“A horn has two sections: the throat, and the expansion profile. We designed GEO S8 for 80° horizontal coverage, but we realised that, by inserting two flanges into the horn, we could widen the coverage and achieve 120°. This gave us the ability, unique at the time, to modify the horizontal dispersion characteristics. NEXO was the first manufacturer to do this, evidenced by our patent.”

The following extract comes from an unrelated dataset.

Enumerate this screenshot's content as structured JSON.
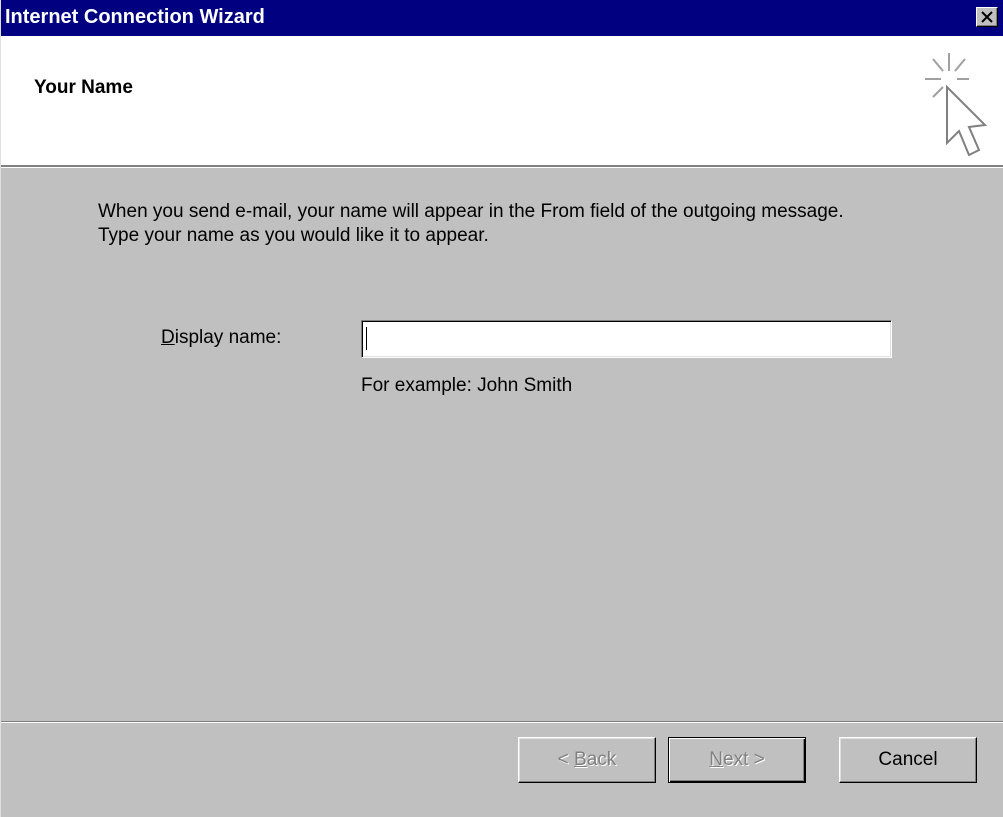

The Configurable Directivity Device (CDD) is a diffraction slot used to control acoustic coverage across the non-coupling (horizontal) plane. The CDD applies user-adjustable bolt-on flanges to set the diffraction slot’s exit flare rate at either 80° or 120°. The same speaker cabinet reference can then produce a wide range of directivity features, from 60° or less (narrow coverage needed at long distances) to 120° or more (wider coverage needed at short distances). The flanges deliver a wide range of control over wavesource behaviour, which helps fill in any coverage gaps in the line array system.

“Good developments are all about asking yourself the right questions,” says Deffarges. “We could see a big advantage for our users to be able to have two different coverages from the one box, including the fact that the rental company doesn’t need to buy a purpose-built wide dispersion box for the bottom of the hang. Once we had the CDD flanges, the same speaker cabinet reference could produce a wide range of directivity features.”

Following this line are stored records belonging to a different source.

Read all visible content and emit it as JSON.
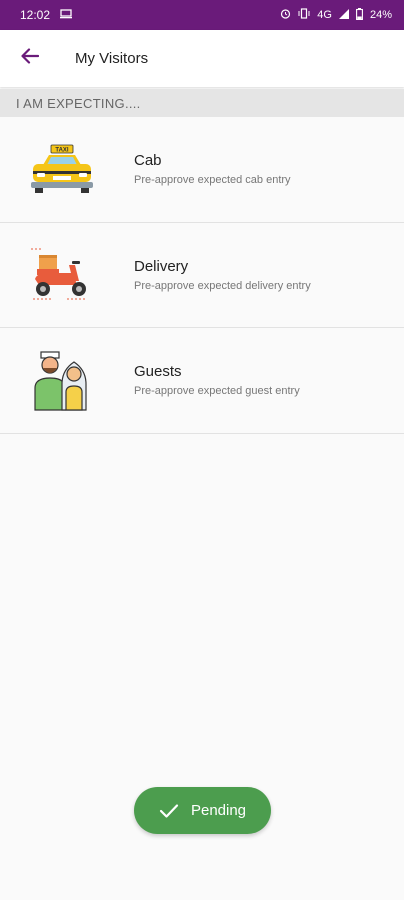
{
  "status_bar": {
    "time": "12:02",
    "network": "4G",
    "battery": "24%",
    "icons": [
      "monitor-icon",
      "alarm-icon",
      "vibrate-icon",
      "signal-icon",
      "battery-icon"
    ]
  },
  "app_bar": {
    "title": "My Visitors",
    "back_icon": "arrow-left-icon"
  },
  "section": {
    "header": "I AM EXPECTING...."
  },
  "visitor_types": [
    {
      "title": "Cab",
      "subtitle": "Pre-approve expected cab entry",
      "icon": "taxi-icon"
    },
    {
      "title": "Delivery",
      "subtitle": "Pre-approve expected delivery entry",
      "icon": "delivery-scooter-icon"
    },
    {
      "title": "Guests",
      "subtitle": "Pre-approve expected guest entry",
      "icon": "guests-icon"
    }
  ],
  "fab": {
    "label": "Pending",
    "icon": "check-icon"
  },
  "colors": {
    "status_bar": "#6a1b7a",
    "accent": "#6a1b7a",
    "fab": "#4c9d4e"
  }
}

François Deffarges, NEXO Director of Engineering Support

This has become a signature of NEXO loudspeaker products, which can be seen in the latest releases, the P+ Series, which permits the user to interchange the horn flanges to deliver a variety of directivities – from the 60°x 60° that is provided as standard, to a 90°x 40° or an asymmetrical 50°- 100°x 40°. That is three references in one box, and then it can be used vertically or horizontally to get even more options. Not a lot of people realise that NEXO was the first manufacturer to build line array systems that could be used horizontally as well as vertically. “We believe that constant curvature arrays and line arrays are one family, whereas most other manufacturers regard them as two.”

Over the last twenty years, HRW and CDD have provided the design starting point for multiple NEXO product families, all recognised for their exceptional accuracy, consistent frequency and SPL coverage, as well as delivering an impressively close correlation between mathematical predictions and real-world results.